Dr. Brian Reid of Fred Hutchinson Cancer Research Center’s Human Biology Division was invited to speak last Thursday as part of the National Cancer Institute’s Excellence in Molecular Diagnostics lecture series.
According to the NCI, this lecture series, held on the on the main campus of the National Institutes of Health in Bethesda, Maryland, highlights “outstanding leaders who are making groundbreaking contributions in molecular diagnostics and who have demonstrated broad and integrated approaches in the development and implementation of diagnostics commensurate with emerging technologies.”
Reid’s talk, “Thinking Like a Cancer: Neoplastic Evolution in Time and Space,” detailed his take on precision medicine and his research into the evolution of esophageal cancer from the metaplastic condition Barrett’s esophagus. Reid’s goal is to understand the complex, branching evolution to cancer and how it can inform strategies to reduce overdiagnosis and overtreatment of non-progressing conditions that will not lead to cancer while also lessening underdiagnosis of individuals at high risk of developing malignancies, particularly in the case of Barrett’s and esophageal cancer.
“My definition of precision medicine for early detection is the identification of [a potentially lethal] cancer at the precise point in space and time when it can be cured by current therapies,” Reid said. Most cases of Barrett’s esophagus, or BE, never progress to cancer, and treating it “is more like a war on BE than a war on cancer,” he said.
Reid works to expand the window of opportunity in Barrett’s esophagus screening to accurately detect those patients at high risk of suddenly and rapidly progressing to esophageal cancer, while also weeding out those whose Barrett’s will remain stable.
Reid’s lecture addressed a growing understanding that Barrett’s esophagus may well be a protective mechanism against cancer. He also addressed the growing evidence that an unknown mutagen may underlie the recent rise in esophageal cancer incidence even as tobacco use — once considered a strong risk factor — has plummeted.

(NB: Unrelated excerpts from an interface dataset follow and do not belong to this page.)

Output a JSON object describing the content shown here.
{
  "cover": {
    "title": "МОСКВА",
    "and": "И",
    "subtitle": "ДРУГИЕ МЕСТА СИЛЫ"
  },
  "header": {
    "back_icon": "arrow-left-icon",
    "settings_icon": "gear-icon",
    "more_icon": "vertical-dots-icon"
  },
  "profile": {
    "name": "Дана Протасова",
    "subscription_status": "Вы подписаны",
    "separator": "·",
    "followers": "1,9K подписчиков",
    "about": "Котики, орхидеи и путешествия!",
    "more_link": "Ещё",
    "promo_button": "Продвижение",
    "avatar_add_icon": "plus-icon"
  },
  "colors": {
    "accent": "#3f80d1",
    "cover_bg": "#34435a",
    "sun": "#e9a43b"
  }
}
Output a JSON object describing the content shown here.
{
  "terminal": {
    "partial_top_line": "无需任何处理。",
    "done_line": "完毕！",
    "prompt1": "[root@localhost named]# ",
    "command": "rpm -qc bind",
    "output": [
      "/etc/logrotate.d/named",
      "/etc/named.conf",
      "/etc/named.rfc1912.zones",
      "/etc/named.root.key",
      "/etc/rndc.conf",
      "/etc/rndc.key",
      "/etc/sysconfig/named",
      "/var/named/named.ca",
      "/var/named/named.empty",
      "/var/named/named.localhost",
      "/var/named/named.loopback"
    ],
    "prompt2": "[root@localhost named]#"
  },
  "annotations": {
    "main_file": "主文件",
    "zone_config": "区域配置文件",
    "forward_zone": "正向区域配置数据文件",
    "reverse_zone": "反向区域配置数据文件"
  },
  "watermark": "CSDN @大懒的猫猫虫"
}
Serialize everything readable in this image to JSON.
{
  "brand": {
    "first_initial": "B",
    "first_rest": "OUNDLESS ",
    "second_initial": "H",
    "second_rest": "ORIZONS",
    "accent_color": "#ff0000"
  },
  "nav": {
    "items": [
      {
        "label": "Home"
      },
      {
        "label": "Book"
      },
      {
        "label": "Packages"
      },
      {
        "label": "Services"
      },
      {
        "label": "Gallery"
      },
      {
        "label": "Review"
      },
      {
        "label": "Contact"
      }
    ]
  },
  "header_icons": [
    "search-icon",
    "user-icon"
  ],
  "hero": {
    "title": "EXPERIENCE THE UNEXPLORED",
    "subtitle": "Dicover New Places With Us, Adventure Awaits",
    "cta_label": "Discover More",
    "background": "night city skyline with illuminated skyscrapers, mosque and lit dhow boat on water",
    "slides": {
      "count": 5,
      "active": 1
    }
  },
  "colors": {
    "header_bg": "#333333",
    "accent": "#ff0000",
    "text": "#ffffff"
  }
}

In addition, he described his expectation that adaptive immunotherapy may well be the most promising method to treat a highly mutated cancer that lacks hallmark “driver” mutations that could be tackled by a targeted therapy.
“I don’t care how I beat cancer, I just want to beat it,” he said.
Dr. Katherine Tarlock, a clinical researcher at Fred Hutchinson Cancer Research Center, is being awarded a $100,000 grant by Northwestern Mutual Foundation, through its nonprofit partner Alex’s Lemonade Stand Foundation. The grant will support Tarlock’s research in developing therapeutic strategies to help children with leukemia. Tarlock is one of eight researchers selected for the grant funded by Northwestern Mutual nationwide.
“This grant will allow critical research needed to examine chemotherapeutic agents and the investigation of novel therapeutic strategies,” Tarlock said. “Through my work, I hope to identify novel agents that will be effective in treating children with relapsed acute myeloid leukemia. The support from this grant will allow us to take critical steps to improve our ability to offer innovative treatments to children with leukemia."
The childhood cancer grant is awarded through Alex’s Lemonade Stand Foundation’s Young Investigator Program. Specifically, the grants are designed as start-up funds for scientists at the early stages of researchers’ careers to pursue promising ideas and projects.
"We're honored to support and fund Dr. Tarlock’s passion and commitment to find the answers we need to deliver hope for children and their families,” said John Kordsmeier, president of Northwestern Mutual Foundation. "Childhood cancer is merciless and we urgently need researchers to pursue cutting edge treatments and to accelerate the search for lifesaving cures.”